I am starting over in blogville. Since accidentally deleting old artsy notions and philosophical musings (due to my being indecisive and impatient) I have been so anxious to get back to sharing what I know about one of my biggest passions–collage. I will delve into many techniques that will help bring this expressive art to life. My intent is to learn as well as teach.

Collage has several technical definitions but I like how the thesaurus explains it: a mixture of pictures, an abstract composition, found art, photomontage. This is what I attempt to do with fabric. I adore “material.” That’s what my Grandma used to call the sweetly patterned light blue  dotted swiss, the beautifully sheer organdy and all of the other meticulously cared for fabric she owned. The vast variety of textures and colors that make up today’s delightful choices make me swoon. I love it all. From the flimsiest georgette to the heaviest canvas, it all thrills me to the core. Walking into a fabric shop is like finding new money. So when something as liberating as collage is available to be toyed with in relation to the textile realm, I am all in! The general principles and elements of composition and design do come into play with collage in order to help a piece of work make art sense but many times instinct takes over.
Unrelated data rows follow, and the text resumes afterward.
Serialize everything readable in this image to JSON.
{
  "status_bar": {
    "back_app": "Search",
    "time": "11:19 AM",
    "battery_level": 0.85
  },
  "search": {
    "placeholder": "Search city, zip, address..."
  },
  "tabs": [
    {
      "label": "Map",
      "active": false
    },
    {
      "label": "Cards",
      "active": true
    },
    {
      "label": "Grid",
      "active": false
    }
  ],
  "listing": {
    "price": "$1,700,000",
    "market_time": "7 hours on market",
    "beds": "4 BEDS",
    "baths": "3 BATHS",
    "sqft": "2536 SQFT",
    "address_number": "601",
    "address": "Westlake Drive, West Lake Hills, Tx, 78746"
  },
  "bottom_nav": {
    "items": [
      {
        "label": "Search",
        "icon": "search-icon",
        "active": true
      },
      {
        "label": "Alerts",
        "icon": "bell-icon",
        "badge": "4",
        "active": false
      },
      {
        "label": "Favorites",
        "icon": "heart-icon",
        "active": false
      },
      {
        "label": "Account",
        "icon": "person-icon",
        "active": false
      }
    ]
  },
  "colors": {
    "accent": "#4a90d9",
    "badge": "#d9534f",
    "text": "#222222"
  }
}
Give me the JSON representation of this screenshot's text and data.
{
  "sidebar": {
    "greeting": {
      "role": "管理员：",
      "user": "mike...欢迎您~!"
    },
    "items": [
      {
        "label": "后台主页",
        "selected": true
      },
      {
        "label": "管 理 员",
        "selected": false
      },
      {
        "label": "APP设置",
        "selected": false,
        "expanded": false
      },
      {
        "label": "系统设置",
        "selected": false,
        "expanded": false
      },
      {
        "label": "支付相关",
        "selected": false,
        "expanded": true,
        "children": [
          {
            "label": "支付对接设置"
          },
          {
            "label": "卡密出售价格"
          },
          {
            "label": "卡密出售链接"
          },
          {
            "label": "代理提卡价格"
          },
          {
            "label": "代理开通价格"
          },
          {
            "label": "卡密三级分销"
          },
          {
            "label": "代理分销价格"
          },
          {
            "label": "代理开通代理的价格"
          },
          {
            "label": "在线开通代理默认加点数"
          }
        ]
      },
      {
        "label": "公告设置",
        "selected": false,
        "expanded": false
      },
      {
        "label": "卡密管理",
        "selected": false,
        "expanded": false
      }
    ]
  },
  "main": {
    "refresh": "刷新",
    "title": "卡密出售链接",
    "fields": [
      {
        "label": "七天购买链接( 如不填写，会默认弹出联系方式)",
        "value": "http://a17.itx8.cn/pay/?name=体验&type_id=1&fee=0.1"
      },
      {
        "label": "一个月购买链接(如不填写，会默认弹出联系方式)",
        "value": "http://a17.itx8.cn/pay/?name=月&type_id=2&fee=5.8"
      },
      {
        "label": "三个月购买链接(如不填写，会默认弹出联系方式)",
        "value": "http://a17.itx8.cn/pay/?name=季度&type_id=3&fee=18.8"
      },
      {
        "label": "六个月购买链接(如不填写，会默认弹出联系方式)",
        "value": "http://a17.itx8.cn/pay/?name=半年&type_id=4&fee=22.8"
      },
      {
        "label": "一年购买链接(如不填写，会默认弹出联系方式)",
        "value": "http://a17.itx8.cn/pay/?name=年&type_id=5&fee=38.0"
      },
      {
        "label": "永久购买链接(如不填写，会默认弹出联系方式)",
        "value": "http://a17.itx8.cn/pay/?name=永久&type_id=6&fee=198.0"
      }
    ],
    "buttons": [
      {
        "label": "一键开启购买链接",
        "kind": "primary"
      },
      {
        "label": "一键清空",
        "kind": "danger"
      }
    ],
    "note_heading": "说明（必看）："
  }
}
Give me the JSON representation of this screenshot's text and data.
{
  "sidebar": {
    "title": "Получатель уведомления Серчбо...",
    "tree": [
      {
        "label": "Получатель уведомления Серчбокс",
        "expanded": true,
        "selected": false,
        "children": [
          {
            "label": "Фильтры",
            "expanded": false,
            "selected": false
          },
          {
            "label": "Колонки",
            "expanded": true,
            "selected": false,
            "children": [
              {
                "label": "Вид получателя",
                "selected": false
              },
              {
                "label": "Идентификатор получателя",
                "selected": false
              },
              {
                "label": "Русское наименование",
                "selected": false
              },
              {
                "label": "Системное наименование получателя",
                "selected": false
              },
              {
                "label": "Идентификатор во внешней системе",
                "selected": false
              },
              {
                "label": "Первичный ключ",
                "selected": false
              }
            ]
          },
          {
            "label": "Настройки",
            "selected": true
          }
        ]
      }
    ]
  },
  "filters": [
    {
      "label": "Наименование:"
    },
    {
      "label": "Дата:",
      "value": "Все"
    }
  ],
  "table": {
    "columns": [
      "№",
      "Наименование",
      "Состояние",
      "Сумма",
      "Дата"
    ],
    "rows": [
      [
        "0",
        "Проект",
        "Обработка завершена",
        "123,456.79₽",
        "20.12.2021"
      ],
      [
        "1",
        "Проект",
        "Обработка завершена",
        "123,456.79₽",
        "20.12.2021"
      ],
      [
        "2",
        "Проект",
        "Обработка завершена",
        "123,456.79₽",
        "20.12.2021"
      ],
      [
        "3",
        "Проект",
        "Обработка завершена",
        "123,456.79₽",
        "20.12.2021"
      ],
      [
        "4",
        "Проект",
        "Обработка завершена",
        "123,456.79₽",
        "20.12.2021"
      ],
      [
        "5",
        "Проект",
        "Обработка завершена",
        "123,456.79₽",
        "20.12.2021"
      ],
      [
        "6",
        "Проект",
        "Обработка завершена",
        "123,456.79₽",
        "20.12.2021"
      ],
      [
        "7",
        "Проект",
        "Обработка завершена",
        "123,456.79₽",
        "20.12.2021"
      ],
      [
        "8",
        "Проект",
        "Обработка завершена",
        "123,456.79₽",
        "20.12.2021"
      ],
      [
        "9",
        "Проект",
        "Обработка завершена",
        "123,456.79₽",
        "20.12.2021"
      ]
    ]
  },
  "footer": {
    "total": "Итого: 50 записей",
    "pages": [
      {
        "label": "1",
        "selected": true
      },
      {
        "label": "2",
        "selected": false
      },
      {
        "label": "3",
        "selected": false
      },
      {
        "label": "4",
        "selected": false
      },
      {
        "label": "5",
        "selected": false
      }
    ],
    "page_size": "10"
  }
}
Doing exercises in order to learn and absorb those principles have helped to bring cohesiveness and order to my work which is sort of a weird concept when talking about collage which most of the time is without any order at all at first glance. I guess the challenge is to produce a sort of jumbled harmony. I like to work fast without much conscious consideration and I want my designs to adhere to that jumbled harmony notion. That is exactly why I have put those pesky rules safely in my subconscious where they silently come to my aid whenever necessary.

heart

My next post will be a brief overview of composition and the principles and elements of design.